by Kate Messner
I came home and enrolled in my local Community College after my first quarter of Sophomore year at a small university. I volunteered to write for their fledgling newspaper. It’s called Tri-C Times, now, but back then it was less than glossy and not as comprehensive. Even though I was an English major, I had never taken a journalism course and decided it would be a good idea. One of our first assignments was to interview someone we found interesting. It could be a family member, friend, or someone we did not know. The written article did not need to be lengthy, but it was supposed to be thorough.
I made mine up. It was pure fiction, not even based on someone real and my teacher did not appreciate my creativity.
I did not do well in that class, but was assigned weekly editorials for the young paper, opinion pieces, as everyone knows, but based on verifiable and reliable sources. Even that long ago, I wrote about garbage and the importance of recycling (which was a pretty new idea).
Although I enjoy many different styles of writing including non-fiction, I’ve never been drawn to journalism. It has to do with the way the information is gathered, not in reporting it. I sensed interviews and steered clear.
Journalism, like any good piece of non-fiction, reports facts. It is “the collection and editing of news for presentation through the media. It is reporting characterized by a direct presentation of facts or description of events without an attempt at interpretation.” merriam-webster.com
Journalism depends on a free press, “a body of book publishers, news media, etc., not controlled or restricted by government censorship in political or ideological matters.” dictionary.com Since newspapers and news magazines, TV and radio stations are not owned by the government, their journalists are not restricted in their reporting.

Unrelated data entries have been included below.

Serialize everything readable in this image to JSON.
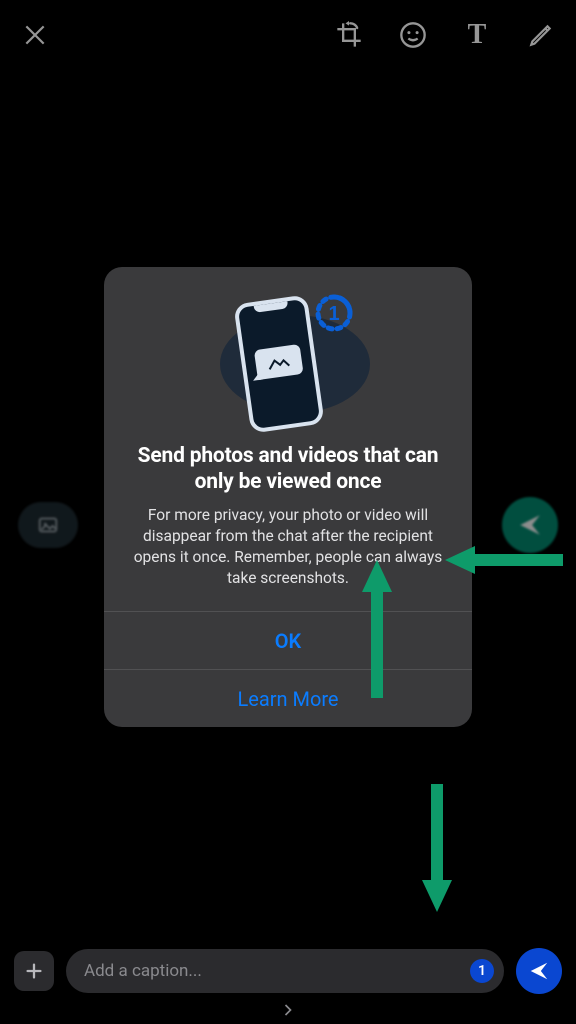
{
  "toolbar": {
    "close_icon": "close",
    "crop_icon": "crop-rotate",
    "emoji_icon": "emoji",
    "text_icon": "T",
    "draw_icon": "pencil"
  },
  "modal": {
    "title": "Send photos and videos that can only be viewed once",
    "description": "For more privacy, your photo or video will disappear from the chat after the recipient opens it once. Remember, people can always take screenshots.",
    "ok_label": "OK",
    "learn_more_label": "Learn More",
    "badge_number": "1"
  },
  "caption": {
    "placeholder": "Add a caption...",
    "viewonce_badge": "1"
  },
  "colors": {
    "accent_green": "#0e9b6a",
    "link_blue": "#0a7cff",
    "send_blue": "#0a47d1"
  }
}
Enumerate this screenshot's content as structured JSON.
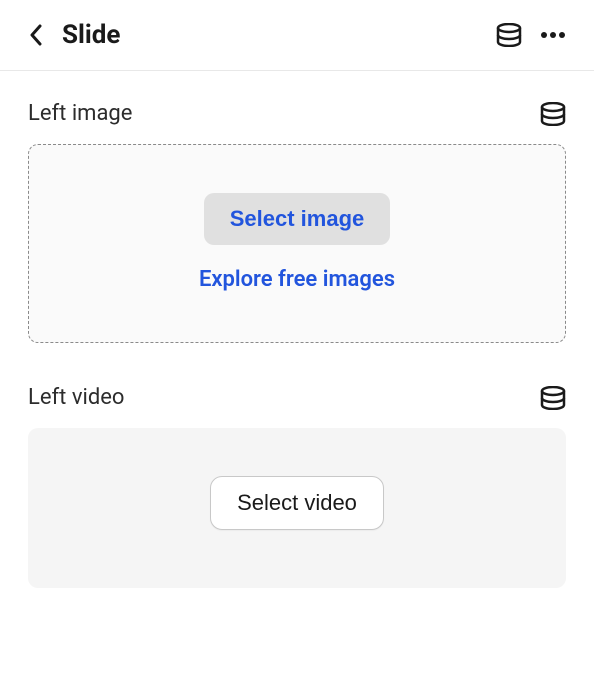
{
  "header": {
    "title": "Slide"
  },
  "sections": {
    "image": {
      "label": "Left image",
      "select_button": "Select image",
      "explore_link": "Explore free images"
    },
    "video": {
      "label": "Left video",
      "select_button": "Select video"
    }
  }
}
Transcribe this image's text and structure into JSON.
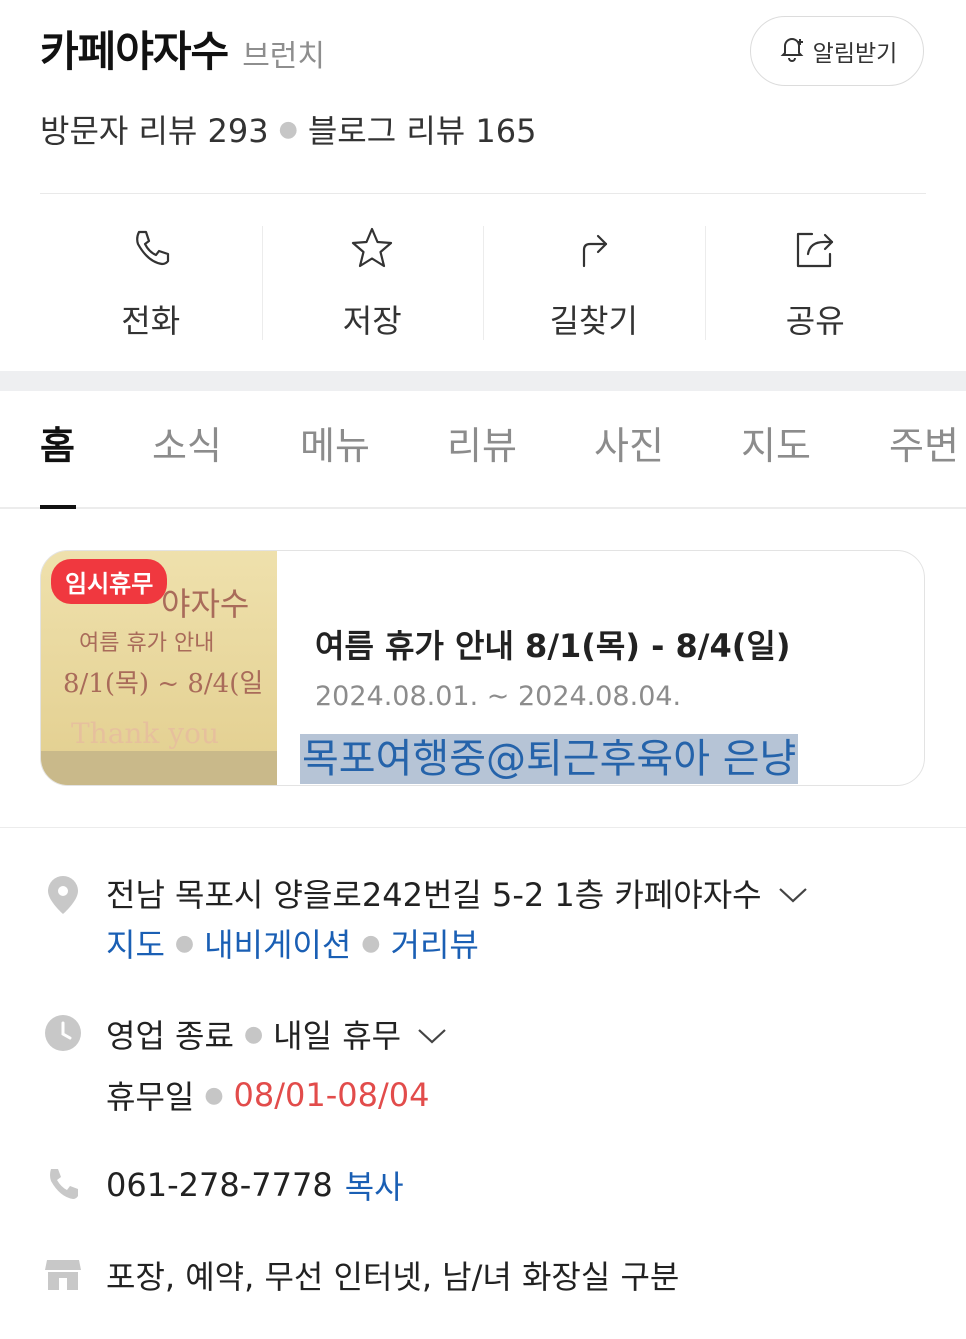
{
  "header": {
    "name": "카페야자수",
    "category": "브런치",
    "alarm_label": "알림받기",
    "visitor_reviews": "방문자 리뷰 293",
    "blog_reviews": "블로그 리뷰 165"
  },
  "actions": [
    {
      "label": "전화",
      "icon": "phone-icon"
    },
    {
      "label": "저장",
      "icon": "star-icon"
    },
    {
      "label": "길찾기",
      "icon": "directions-icon"
    },
    {
      "label": "공유",
      "icon": "share-icon"
    }
  ],
  "tabs": [
    "홈",
    "소식",
    "메뉴",
    "리뷰",
    "사진",
    "지도",
    "주변"
  ],
  "notice": {
    "badge": "임시휴무",
    "title": "여름 휴가 안내 8/1(목) - 8/4(일)",
    "date_range": "2024.08.01. ~ 2024.08.04.",
    "image_text": {
      "line1": "야자수",
      "line2": "여름 휴가 안내",
      "line3": "8/1(목) ~ 8/4(일",
      "line4": "Thank you"
    }
  },
  "watermark": "목포여행중@퇴근후육아 은냥",
  "info": {
    "address": "전남 목포시 양을로242번길 5-2 1층 카페야자수",
    "map_link": "지도",
    "navigation_link": "내비게이션",
    "street_view_link": "거리뷰",
    "hours_status": "영업 종료",
    "hours_next": "내일 휴무",
    "holiday_label": "휴무일",
    "holiday_dates": "08/01-08/04",
    "phone": "061-278-7778",
    "copy_label": "복사",
    "amenities": "포장, 예약, 무선 인터넷, 남/녀 화장실 구분"
  },
  "colors": {
    "link": "#1a5fb4",
    "badge": "#f0383f",
    "holiday": "#e24c4b",
    "icon_gray": "#c8c8c8"
  }
}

An informed listener or reader can usually identify the direction a particular outlet leans. Although the best reporters strive for balanced articles by sharing true statements with their audience, many others skew across the spectrum from raging right to unlimited left. Here's a chart prepared by Ad Fontes Media, a news literacy company. Charts like these are becoming more and more popular. It’s helpful to see “your” source’s reliability score and see where it lands on the left to right bias spectrum.
I like to believe that we all want to know that the news we hear and read is true. But undisclosed bias is real and unless a journalist’s sources are listed or referred to or identified, it’s difficult to tell if what we’re reading is true. That’s where Media Bias Charts are helpful.
You can find a list of fake news websites on Wikipedia (not my favorite source, but it’s much better that it was at its beginning).
And there’s confirmation bias. We tend to process those articles that match what we already think is true. We are more likely to remember (and repeat) information that is consistent with our beliefs and forget or ignore information that is not.
Confirmation bias is dangerous when people discredit the science showing the efficacy of vaccines, or try to disprove that we are in a climate catastrophe, or claim our elections are unfair and full of fraud.
It is a difficult task to purposely seek an argument that disproves our own biases. It feels like holding two opposite ideas in your mind at the same time. A good place to start is to ask why you believe a certain “fact” is true. An honest answer is hard to find, but probably very reliable.
That’s why fake news is so long-lasting.
The purposeful use of lies, half-truths, and rumors to influence public opinion, or promote a particular political cause is propaganda.
Propaganda is a form of disinformation. Lies are spread to gain political power. Hate speech drives fear. Rumors foment anger. Propaganda causes harm on purpose. The person spreading propaganda knows it is false and wants to deceive their audience usually to gain power or status, or both.
Misinformation is told by someone who’s spreading a mistake. The intent of the person telling the story is to inform their audience. The information is incorrect, even though the person telling it really believes it is true. Examples abound. Earth is flat. The climate is not changing. President Biden lost the 2020 election. Misinformation can and often does cause harm, but that is not its purpose.
Confirmation bias is one way misinformation and disinformation make stories so sticky, so long-lasting, even in the face of reliable evidence like science and eye-witnesses.
In today’s Russia, calling Putin’s “special military operation” in Ukraine a war or an invasion can land the teller a fifteen year jail sentence.
A free press is the backbone to a working democracy.
-—stay curious! (and check your sources)